Named a Grand Master in 2004
Anne Inez McCaffrey (1 April 1926 – 21 November 2011) was an American-born Irish writer, best known for the Dragonriders of Pern science fiction series. Early in McCaffrey’s 46-year career as a writer, she became the first woman to win a Hugo Award for fiction and the first to win a Nebula Award. Her 1978 novel The White Dragon became one of the first science-fiction books to appear on the New York Times Best Seller list.
In 2005 the Science Fiction and Fantasy Writers of America named McCaffrey its 22nd Grand Master, an annual award to living writers of fantasy and science fiction. She was inducted by the Science Fiction Hall of Fame on 17 June 2006.
In August 1987, Locus: The Magazine of the Science Fiction & Fantasy Field ranked two of the eight extant Pern novels among the “All-Time Best Fantasy Novels,” based on a poll of subscribers; Dragonflight was 9th and The White Dragon 23rd. Commenting on the Locus list, David Pringle called them “arguably science fiction rather than fantasy proper” and named McCaffrey a “leading practitioner” of the planetary romance subgenre of science fiction.

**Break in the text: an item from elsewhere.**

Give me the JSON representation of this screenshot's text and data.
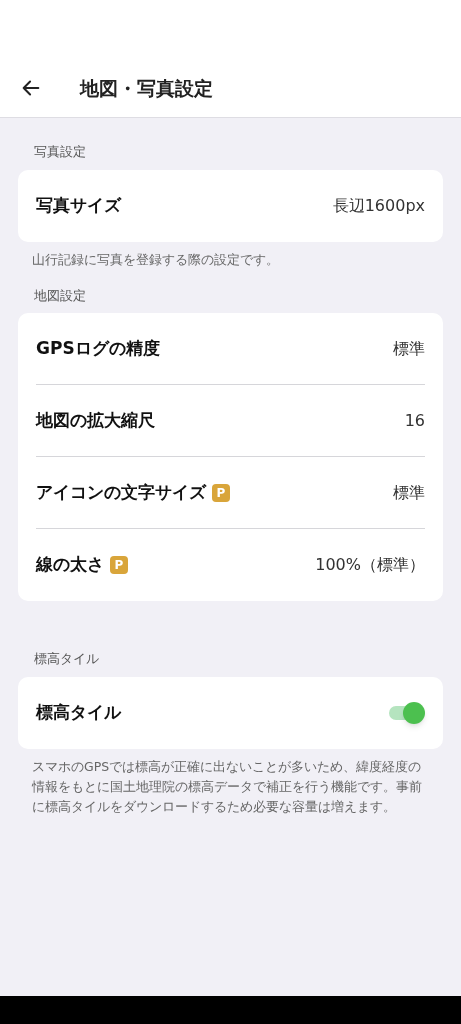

McCaffrey considered most of her work science fiction and enjoyed “cutting them short when they call me a ‘fantasy’ writer.” All the Pern books may be considered science fiction, since the dragons were genetically engineered by the Pern colonists. Regarding science, she said “I don’t keep up with developments, but I do find an expert in any field in which I must explain myself and the science involved.” Astronomer Steven Beard often helped with science questions, and McCaffrey acknowledged reproductive biologist Jack Cohen several times.

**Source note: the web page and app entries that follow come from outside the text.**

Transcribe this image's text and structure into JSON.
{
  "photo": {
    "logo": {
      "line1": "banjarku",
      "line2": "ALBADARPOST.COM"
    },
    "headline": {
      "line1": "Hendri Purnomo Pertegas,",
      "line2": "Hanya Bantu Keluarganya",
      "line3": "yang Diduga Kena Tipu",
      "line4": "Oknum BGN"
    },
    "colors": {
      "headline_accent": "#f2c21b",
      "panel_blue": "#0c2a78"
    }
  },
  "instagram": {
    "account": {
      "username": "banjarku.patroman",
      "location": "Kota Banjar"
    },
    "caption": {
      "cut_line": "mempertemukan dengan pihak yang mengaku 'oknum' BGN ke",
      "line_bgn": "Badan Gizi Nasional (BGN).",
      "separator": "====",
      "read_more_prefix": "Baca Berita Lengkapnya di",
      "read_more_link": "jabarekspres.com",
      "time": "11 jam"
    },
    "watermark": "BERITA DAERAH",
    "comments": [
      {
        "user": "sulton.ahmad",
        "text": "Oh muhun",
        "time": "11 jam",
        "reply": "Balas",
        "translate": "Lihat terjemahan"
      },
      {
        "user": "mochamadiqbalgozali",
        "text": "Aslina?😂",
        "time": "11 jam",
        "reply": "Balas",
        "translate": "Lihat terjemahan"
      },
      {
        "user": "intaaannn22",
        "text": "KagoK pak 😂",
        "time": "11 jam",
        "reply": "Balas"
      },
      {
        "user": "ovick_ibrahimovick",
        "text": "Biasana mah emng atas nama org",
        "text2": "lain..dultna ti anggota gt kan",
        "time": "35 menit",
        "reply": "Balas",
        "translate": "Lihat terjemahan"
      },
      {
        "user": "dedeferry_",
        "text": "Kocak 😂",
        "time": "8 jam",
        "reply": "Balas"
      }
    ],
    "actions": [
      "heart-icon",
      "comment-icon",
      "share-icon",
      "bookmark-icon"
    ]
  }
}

The Science Fiction Hall of Fame citation of Anne McCaffrey summarises her genre as “science fiction, though tinged with the tone and instruments of fantasy,” and her reputation as “a writer of romantic, heightened tales of adventure explicitly designed to appeal—and to make good sense to—a predominantly female adolescent audience.”
McCaffrey said in 2000, “There are no demographics on my books which indicate the readers are predominately of an age or sex group. Dragons have a universal appeal!”

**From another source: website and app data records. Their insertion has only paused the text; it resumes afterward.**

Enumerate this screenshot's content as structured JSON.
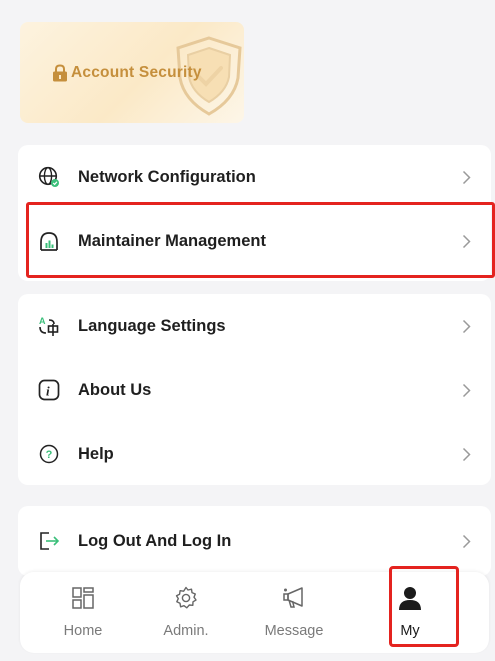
{
  "security": {
    "label": "Account Security"
  },
  "menu": {
    "group1": [
      {
        "label": "Network Configuration",
        "icon": "globe-icon"
      },
      {
        "label": "Maintainer Management",
        "icon": "maintainer-icon"
      }
    ],
    "group2": [
      {
        "label": "Language Settings",
        "icon": "language-icon"
      },
      {
        "label": "About Us",
        "icon": "info-icon"
      },
      {
        "label": "Help",
        "icon": "help-icon"
      }
    ],
    "group3": [
      {
        "label": "Log Out And Log In",
        "icon": "logout-icon"
      }
    ]
  },
  "tabbar": {
    "tabs": [
      {
        "label": "Home",
        "icon": "home-icon"
      },
      {
        "label": "Admin.",
        "icon": "gear-icon"
      },
      {
        "label": "Message",
        "icon": "megaphone-icon"
      },
      {
        "label": "My",
        "icon": "person-icon",
        "active": true
      }
    ]
  },
  "colors": {
    "highlight": "#e4231f",
    "security_text": "#c58f3c",
    "background": "#f4f4f6"
  }
}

In 1999, the American Library Association gave McCaffrey the 11th Margaret A. Edwards Award for lifetime achievement in writing for teens. The librarians credited her with “over 50 novels for young adults and adults” and cited seven published from 1968 to 1979 for the “significant and lasting contribution to young adult literature” that the award features: The Ship Who Sang (1969) and the first six Pern books (those sometimes called the “original trilogy” and the “Harper Hall trilogy”). The panel chair observed that “McCaffrey’s focus on the personal and emotional need of human beings mirrors the quest of today’s teens to find their own place in society.”